A guest priest says daily Mass on Mondays, and the Monday before last he shared sad news that three nuns he knew from a nearby city had died in Burundi. Yesterday, he was back, and he mentioned it again during the homily, but only as a brief reference to the assumptions people make.
Because of the way one of the nuns died, the media had linked the deaths to terrorism. Instead, said the priest, the perpetrator had been a solitary individual with known mental health issues. And he added, “who was having a bad day.”
Now, I don’t know about you, but I never considered beheading a nun to be an offshoot of having a bad day. To me, a bad day is realizing I forgot to take the books back to the library and saying, “Screw it. I’ll just pay the overdue fines.”
What struck me was the sheer charity of how this priest was referring to a grisly homicide. Instead of saying, “This man wasn’t a terrorist, but he was a monster,” the priest was looking at the killer of three elderly women he knew and instead seeing someone carrying an incalculable burden.
And I thought, whatever is the worst thing I’ve ever done or will ever do in my life, it would be nice if people would view it that way. Not brushing it aside, not excusing it and not preventing legal justice from coming into play, but leaving out the personal judgment and letting God handle it. “Yes, she did ____. It was a bad day for her.”
It’s easy to let someone’s worst moment color our perception of everything else. It’s hard not to remember something nasty about someone, especially if only see him/her occasionally. It’s especially hard when I hear it through a third party, so I see someone and know, “This person hurt my friend.” But that one comment, “a bad day,” took me aback.

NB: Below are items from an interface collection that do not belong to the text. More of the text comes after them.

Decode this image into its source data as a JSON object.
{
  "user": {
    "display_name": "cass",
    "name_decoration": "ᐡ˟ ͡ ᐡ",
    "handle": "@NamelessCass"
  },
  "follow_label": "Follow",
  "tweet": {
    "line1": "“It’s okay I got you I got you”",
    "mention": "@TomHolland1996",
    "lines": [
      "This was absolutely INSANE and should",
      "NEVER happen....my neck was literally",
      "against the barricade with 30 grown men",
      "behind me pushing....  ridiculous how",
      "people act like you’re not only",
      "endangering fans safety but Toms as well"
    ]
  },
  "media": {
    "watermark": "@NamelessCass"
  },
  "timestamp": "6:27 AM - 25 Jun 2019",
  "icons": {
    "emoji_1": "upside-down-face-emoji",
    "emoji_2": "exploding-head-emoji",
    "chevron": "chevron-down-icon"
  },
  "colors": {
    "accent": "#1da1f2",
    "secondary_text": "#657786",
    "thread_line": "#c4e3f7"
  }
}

We all do bad things. This priest realized we’re so much more.